The dislocation (within national borders) of indigenous Africans from their land, represents one of the most tragic and explosive remnants of colonialism to befall the African continent. In recent times, the Governments of Zimbabwe, Namibia and South Africa (among others) have been under immense pressure from their majority black population groups to address the 'land question' in an
attempt to reverse the negative outcomes of colonial exploitation.
European colonial rulers contributed greatly to poverty among Africa's majority populations, as they sought to enrich themselves and their settler populations at the expense of blacks. The legacy of poverty still persists to this day, as does the legacy of dis-enfranchisement of blacks from access to and use of land. Some have argued that land reform should take place as a matter of 'righting'
past wrongs' and also to alleviate poverty and contribute to development. The contrary argument is that returning land to indigenous Africans would be disastrous, as they do not have the necessary acumen and skills to make productive use of the land. Land reform in the South African context is

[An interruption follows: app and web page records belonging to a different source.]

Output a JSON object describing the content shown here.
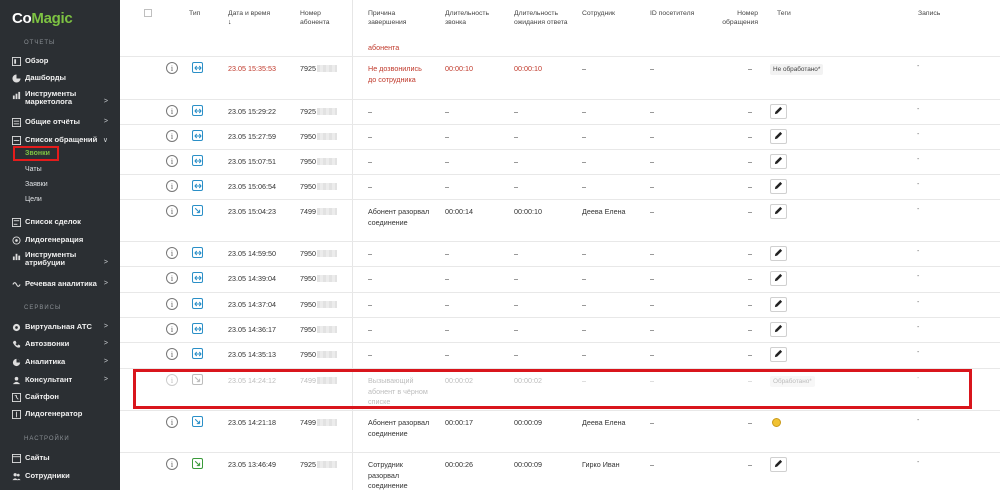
{
  "brand": {
    "logo_part1": "Co",
    "logo_part2": "Magic",
    "accent": "#7dc242"
  },
  "sidebar": {
    "section_reports": "ОТЧЕТЫ",
    "section_services": "СЕРВИСЫ",
    "section_settings": "НАСТРОЙКИ",
    "items": {
      "overview": "Обзор",
      "dashboards": "Дашборды",
      "marketing_tools": "Инструменты маркетолога",
      "general_reports": "Общие отчёты",
      "appeals_list": "Список обращений",
      "calls": "Звонки",
      "chats": "Чаты",
      "requests": "Заявки",
      "goals": "Цели",
      "deals_list": "Список сделок",
      "leadgen": "Лидогенерация",
      "attribution_tools": "Инструменты атрибуции",
      "speech_analytics": "Речевая аналитика",
      "virtual_pbx": "Виртуальная АТС",
      "autocalls": "Автозвонки",
      "analytics": "Аналитика",
      "consultant": "Консультант",
      "sitephone": "Сайтфон",
      "leadgenerator": "Лидогенератор",
      "sites": "Сайты",
      "employees": "Сотрудники"
    },
    "chevron_right": ">",
    "chevron_down": "∨"
  },
  "table": {
    "headers": {
      "type": "Тип",
      "datetime": "Дата и время",
      "subscriber": "Номер абонента",
      "end_reason": "Причина завершения",
      "call_duration": "Длительность звонка",
      "wait_duration": "Длительность ожидания ответа",
      "employee": "Сотрудник",
      "visitor_id": "ID посетителя",
      "referral": "Номер обращения",
      "tags": "Теги",
      "record": "Запись"
    },
    "sort_arrow": "↓",
    "info_glyph": "i",
    "dash": "–",
    "record_dash": "-",
    "partial_top": "абонента",
    "rows": [
      {
        "datetime": "23.05 15:35:53",
        "number": "7925",
        "reason": "Не дозвонились до сотрудника",
        "call": "00:00:10",
        "wait": "00:00:10",
        "employee": "–",
        "visitor": "–",
        "referral": "–",
        "tag": "Не обработано*",
        "red": true
      },
      {
        "datetime": "23.05 15:29:22",
        "number": "7925",
        "reason": "–",
        "call": "–",
        "wait": "–",
        "employee": "–",
        "visitor": "–",
        "referral": "–"
      },
      {
        "datetime": "23.05 15:27:59",
        "number": "7950",
        "reason": "–",
        "call": "–",
        "wait": "–",
        "employee": "–",
        "visitor": "–",
        "referral": "–"
      },
      {
        "datetime": "23.05 15:07:51",
        "number": "7950",
        "reason": "–",
        "call": "–",
        "wait": "–",
        "employee": "–",
        "visitor": "–",
        "referral": "–"
      },
      {
        "datetime": "23.05 15:06:54",
        "number": "7950",
        "reason": "–",
        "call": "–",
        "wait": "–",
        "employee": "–",
        "visitor": "–",
        "referral": "–"
      },
      {
        "datetime": "23.05 15:04:23",
        "number": "7499",
        "reason": "Абонент разорвал соединение",
        "call": "00:00:14",
        "wait": "00:00:10",
        "employee": "Деева Елена",
        "visitor": "–",
        "referral": "–"
      },
      {
        "datetime": "23.05 14:59:50",
        "number": "7950",
        "reason": "–",
        "call": "–",
        "wait": "–",
        "employee": "–",
        "visitor": "–",
        "referral": "–"
      },
      {
        "datetime": "23.05 14:39:04",
        "number": "7950",
        "reason": "–",
        "call": "–",
        "wait": "–",
        "employee": "–",
        "visitor": "–",
        "referral": "–"
      },
      {
        "datetime": "23.05 14:37:04",
        "number": "7950",
        "reason": "–",
        "call": "–",
        "wait": "–",
        "employee": "–",
        "visitor": "–",
        "referral": "–"
      },
      {
        "datetime": "23.05 14:36:17",
        "number": "7950",
        "reason": "–",
        "call": "–",
        "wait": "–",
        "employee": "–",
        "visitor": "–",
        "referral": "–"
      },
      {
        "datetime": "23.05 14:35:13",
        "number": "7950",
        "reason": "–",
        "call": "–",
        "wait": "–",
        "employee": "–",
        "visitor": "–",
        "referral": "–"
      },
      {
        "datetime": "23.05 14:24:12",
        "number": "7499",
        "reason": "Вызывающий абонент в чёрном списке",
        "call": "00:00:02",
        "wait": "00:00:02",
        "employee": "–",
        "visitor": "–",
        "referral": "–",
        "tag": "Обработано*"
      },
      {
        "datetime": "23.05 14:21:18",
        "number": "7499",
        "reason": "Абонент разорвал соединение",
        "call": "00:00:17",
        "wait": "00:00:09",
        "employee": "Деева Елена",
        "visitor": "–",
        "referral": "–"
      },
      {
        "datetime": "23.05 13:46:49",
        "number": "7925",
        "reason": "Сотрудник разорвал соединение",
        "call": "00:00:26",
        "wait": "00:00:09",
        "employee": "Гирко Иван",
        "visitor": "–",
        "referral": "–"
      }
    ]
  },
  "colors": {
    "sidebar_bg": "#2b2f33",
    "red_text": "#c0392b",
    "highlight": "#d9151c",
    "type_blue": "#2a8fc7",
    "type_green": "#3a9a3a"
  }
}
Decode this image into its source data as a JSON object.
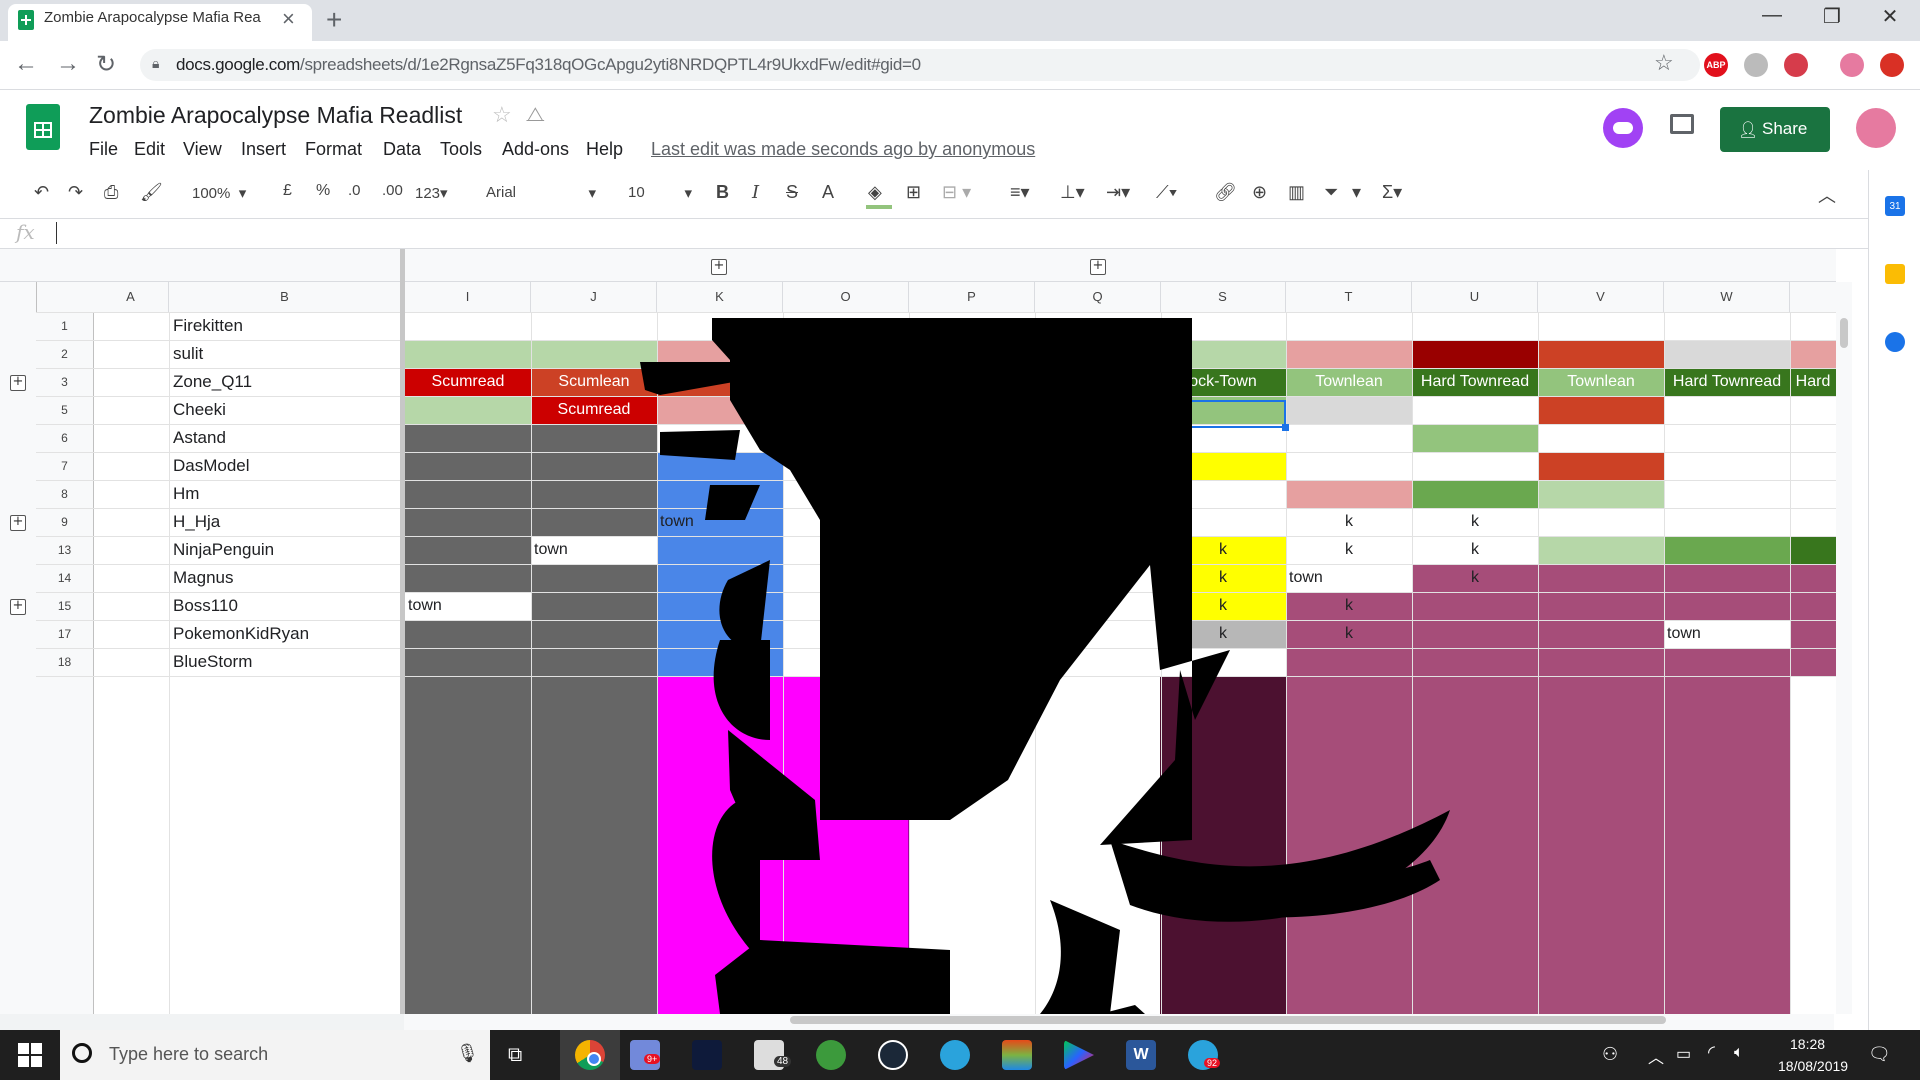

the focus of this paper. More specifically, the article assesses the appropriateness of Government's land reform policy.